* _Exercise prompt_:
Each line below should be written out again exactly.

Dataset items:
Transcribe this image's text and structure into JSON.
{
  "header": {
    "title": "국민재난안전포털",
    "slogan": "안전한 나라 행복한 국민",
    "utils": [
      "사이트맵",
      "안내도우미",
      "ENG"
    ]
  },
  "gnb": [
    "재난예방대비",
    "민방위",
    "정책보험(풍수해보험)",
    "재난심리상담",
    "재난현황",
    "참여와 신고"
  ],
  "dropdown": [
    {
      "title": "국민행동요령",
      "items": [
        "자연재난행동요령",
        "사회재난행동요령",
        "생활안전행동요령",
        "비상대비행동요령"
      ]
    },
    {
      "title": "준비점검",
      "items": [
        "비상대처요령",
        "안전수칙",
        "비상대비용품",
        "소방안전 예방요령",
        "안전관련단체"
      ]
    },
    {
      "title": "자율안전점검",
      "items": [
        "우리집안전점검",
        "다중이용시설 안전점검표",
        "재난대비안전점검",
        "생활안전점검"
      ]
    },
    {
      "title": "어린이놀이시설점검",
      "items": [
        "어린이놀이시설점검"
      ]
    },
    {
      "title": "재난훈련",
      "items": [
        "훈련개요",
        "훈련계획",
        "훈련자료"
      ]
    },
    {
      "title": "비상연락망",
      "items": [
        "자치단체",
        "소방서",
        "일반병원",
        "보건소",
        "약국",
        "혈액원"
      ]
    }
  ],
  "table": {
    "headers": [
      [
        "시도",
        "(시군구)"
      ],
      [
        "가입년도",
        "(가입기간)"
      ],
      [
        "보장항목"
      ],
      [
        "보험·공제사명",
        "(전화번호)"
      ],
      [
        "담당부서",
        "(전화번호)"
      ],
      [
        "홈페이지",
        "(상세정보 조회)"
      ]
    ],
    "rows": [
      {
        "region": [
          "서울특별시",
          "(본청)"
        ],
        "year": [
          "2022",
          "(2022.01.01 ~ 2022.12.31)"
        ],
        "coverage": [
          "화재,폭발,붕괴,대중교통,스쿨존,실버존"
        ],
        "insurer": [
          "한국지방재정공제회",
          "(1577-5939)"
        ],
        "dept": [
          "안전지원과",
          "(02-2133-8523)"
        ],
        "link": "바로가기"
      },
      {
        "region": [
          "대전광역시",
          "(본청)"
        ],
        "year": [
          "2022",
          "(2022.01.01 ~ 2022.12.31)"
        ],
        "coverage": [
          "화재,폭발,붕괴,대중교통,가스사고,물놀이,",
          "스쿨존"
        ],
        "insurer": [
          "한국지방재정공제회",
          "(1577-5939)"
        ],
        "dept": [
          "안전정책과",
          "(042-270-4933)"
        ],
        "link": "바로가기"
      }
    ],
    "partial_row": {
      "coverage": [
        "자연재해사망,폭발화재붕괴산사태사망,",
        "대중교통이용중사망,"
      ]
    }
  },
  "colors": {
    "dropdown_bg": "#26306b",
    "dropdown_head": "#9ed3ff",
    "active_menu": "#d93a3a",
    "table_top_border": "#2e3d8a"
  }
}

* _Problem solution_:
Transcribe this image's text and structure into JSON.
{
  "header": {
    "title": "국민재난안전포털",
    "slogan": "안전한 나라 행복한 국민",
    "utils": [
      "사이트맵",
      "안내도우미",
      "ENG"
    ]
  },
  "gnb": [
    "재난예방대비",
    "민방위",
    "정책보험(풍수해보험)",
    "재난심리상담",
    "재난현황",
    "참여와 신고"
  ],
  "dropdown": [
    {
      "title": "국민행동요령",
      "items": [
        "자연재난행동요령",
        "사회재난행동요령",
        "생활안전행동요령",
        "비상대비행동요령"
      ]
    },
    {
      "title": "준비점검",
      "items": [
        "비상대처요령",
        "안전수칙",
        "비상대비용품",
        "소방안전 예방요령",
        "안전관련단체"
      ]
    },
    {
      "title": "자율안전점검",
      "items": [
        "우리집안전점검",
        "다중이용시설 안전점검표",
        "재난대비안전점검",
        "생활안전점검"
      ]
    },
    {
      "title": "어린이놀이시설점검",
      "items": [
        "어린이놀이시설점검"
      ]
    },
    {
      "title": "재난훈련",
      "items": [
        "훈련개요",
        "훈련계획",
        "훈련자료"
      ]
    },
    {
      "title": "비상연락망",
      "items": [
        "자치단체",
        "소방서",
        "일반병원",
        "보건소",
        "약국",
        "혈액원"
      ]
    }
  ],
  "table": {
    "headers": [
      [
        "시도",
        "(시군구)"
      ],
      [
        "가입년도",
        "(가입기간)"
      ],
      [
        "보장항목"
      ],
      [
        "보험·공제사명",
        "(전화번호)"
      ],
      [
        "담당부서",
        "(전화번호)"
      ],
      [
        "홈페이지",
        "(상세정보 조회)"
      ]
    ],
    "rows": [
      {
        "region": [
          "서울특별시",
          "(본청)"
        ],
        "year": [
          "2022",
          "(2022.01.01 ~ 2022.12.31)"
        ],
        "coverage": [
          "화재,폭발,붕괴,대중교통,스쿨존,실버존"
        ],
        "insurer": [
          "한국지방재정공제회",
          "(1577-5939)"
        ],
        "dept": [
          "안전지원과",
          "(02-2133-8523)"
        ],
        "link": "바로가기"
      },
      {
        "region": [
          "대전광역시",
          "(본청)"
        ],
        "year": [
          "2022",
          "(2022.01.01 ~ 2022.12.31)"
        ],
        "coverage": [
          "화재,폭발,붕괴,대중교통,가스사고,물놀이,",
          "스쿨존"
        ],
        "insurer": [
          "한국지방재정공제회",
          "(1577-5939)"
        ],
        "dept": [
          "안전정책과",
          "(042-270-4933)"
        ],
        "link": "바로가기"
      }
    ],
    "partial_row": {
      "coverage": [
        "자연재해사망,폭발화재붕괴산사태사망,",
        "대중교통이용중사망,"
      ]
    }
  },
  "colors": {
    "dropdown_bg": "#26306b",
    "dropdown_head": "#9ed3ff",
    "active_menu": "#d93a3a",
    "table_top_border": "#2e3d8a"
  }
}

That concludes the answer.